Latest Ice sheet Stories
A new 1000-year Antarctic Peninsula climate reconstruction shows that summer ice melting has intensified almost ten-fold, and mostly since the mid 20th Century.
A researcher at University of Cincinnati says that the best way to monitor the environmental health of the Antarctic – and the whole planet – is to go with the flow. The ice flow, that is.
Global sea levels would rise by 24 feet if the sheet of ice covering Greenland were to melt in its entirety tomorrow. But it is very unlikely that nearly two million cubic miles of ice will wash into the ocean overnight.
The Arctic Ocean's ice cover shrank to its lowest extent on record last September at the end of the northern hemisphere summer. This continues a long-term trend diminishing the ice to about half the size of the average summertime extent from 1979 to 2000.
A growing number of studies have pegged global warming and climate change as a cause of sea ice decline in recent decades. However, a newly published study in the journal Nature Geoscience is showing a vastly different scenario.
The oft-cliché idea behind the naming of Iceland and Greenland claims their names were derived in an attempt to fool would be sailing marauders, attracting them to the desolate but more hospitably named Greenland, leaving the citizens of Iceland to live upon their slightly more lush island without threat of invasion.
All living organisms rely on iron as an essential nutrient. In the ocean, iron’s abundance or scarcity means all the difference as it fuels the growth of plankton, the base of the ocean’s food web.
The fact sea levels could rise if the polar ice caps melt has been long established, but according to new research some regions could see greater increases than others.
Two professors with the Intergovernmental Panel on Climate Change (IPCC) have taken on a new approach to assess future sea level rise due to the world’s melting ice sheets.
A portion of the Antarctic ice sheet is warming nearly twice as quickly as experts had previously believed, which could increase the region's future contribution to rising sea levels, a team of researchers from the Ohio State University has discovered.

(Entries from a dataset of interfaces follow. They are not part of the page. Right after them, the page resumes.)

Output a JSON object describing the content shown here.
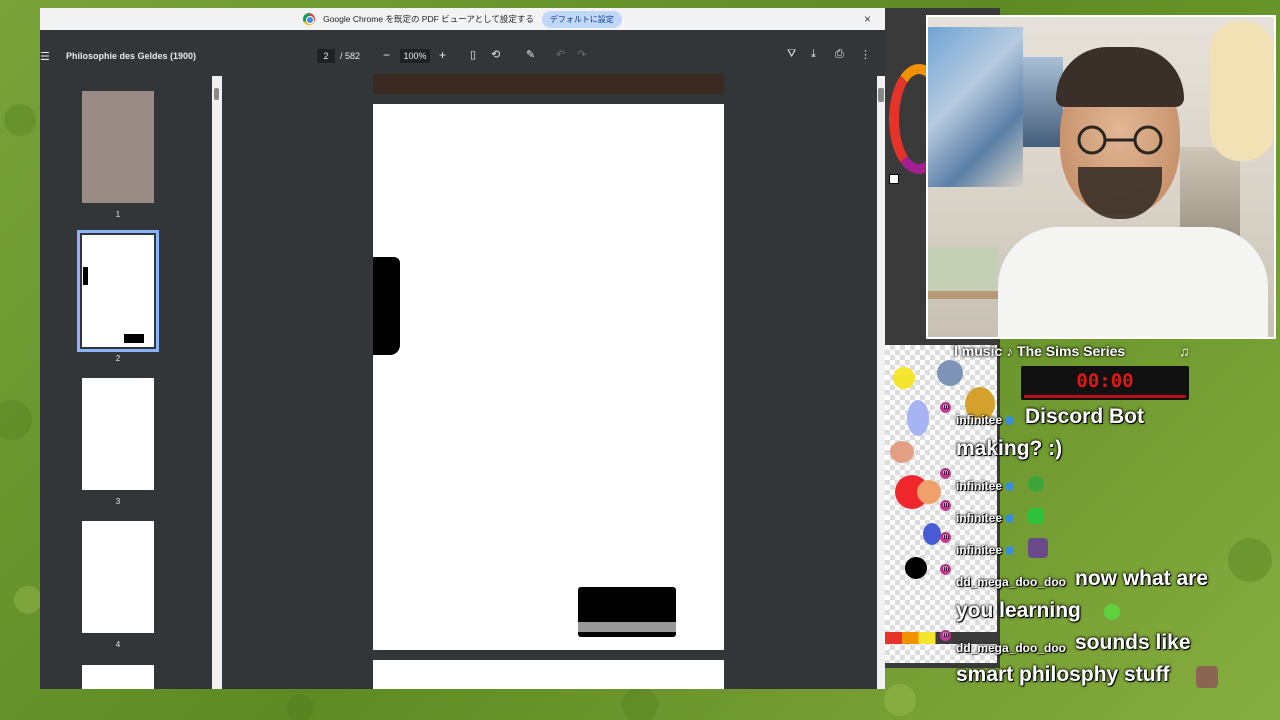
{
  "infobar": {
    "message": "Google Chrome を既定の PDF ビューアとして設定する",
    "default_button": "デフォルトに設定",
    "close": "×"
  },
  "toolbar": {
    "title": "Philosophie des Geldes (1900)",
    "current_page": "2",
    "total_pages": "/ 582",
    "zoom": "100%",
    "zoom_minus": "−",
    "zoom_plus": "+"
  },
  "thumbnails": [
    {
      "number": "1"
    },
    {
      "number": "2"
    },
    {
      "number": "3"
    },
    {
      "number": "4"
    }
  ],
  "overlay": {
    "music": "l music ♪ The Sims Series",
    "music_icon": "♫",
    "timer": "00:00"
  },
  "chat": [
    {
      "user": "infinitee",
      "text_line1": "Discord Bot",
      "text_line2": "making? :)"
    },
    {
      "user": "infinitee",
      "text_line1": ""
    },
    {
      "user": "infinitee",
      "text_line1": ""
    },
    {
      "user": "infinitee",
      "text_line1": ""
    },
    {
      "user": "dd_mega_doo_doo",
      "text_line1": "now what are",
      "text_line2": "you learning"
    },
    {
      "user": "dd_mega_doo_doo",
      "text_line1": "sounds like",
      "text_line2": "smart philosphy stuff"
    }
  ],
  "colors": {
    "accent": "#8ab4f8",
    "timer_red": "#e0161b",
    "chat_badge": "#c43d9a"
  }
}
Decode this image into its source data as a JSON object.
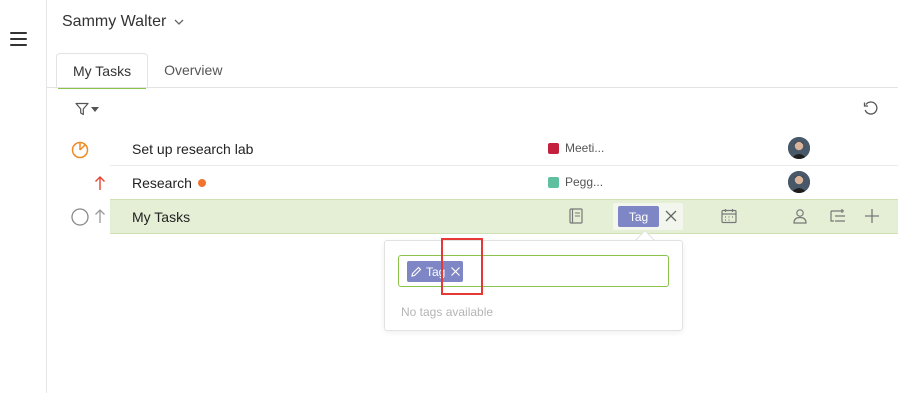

- An uxorious, effeminate, or spiritless man.
- A timorous, cowardly fellow.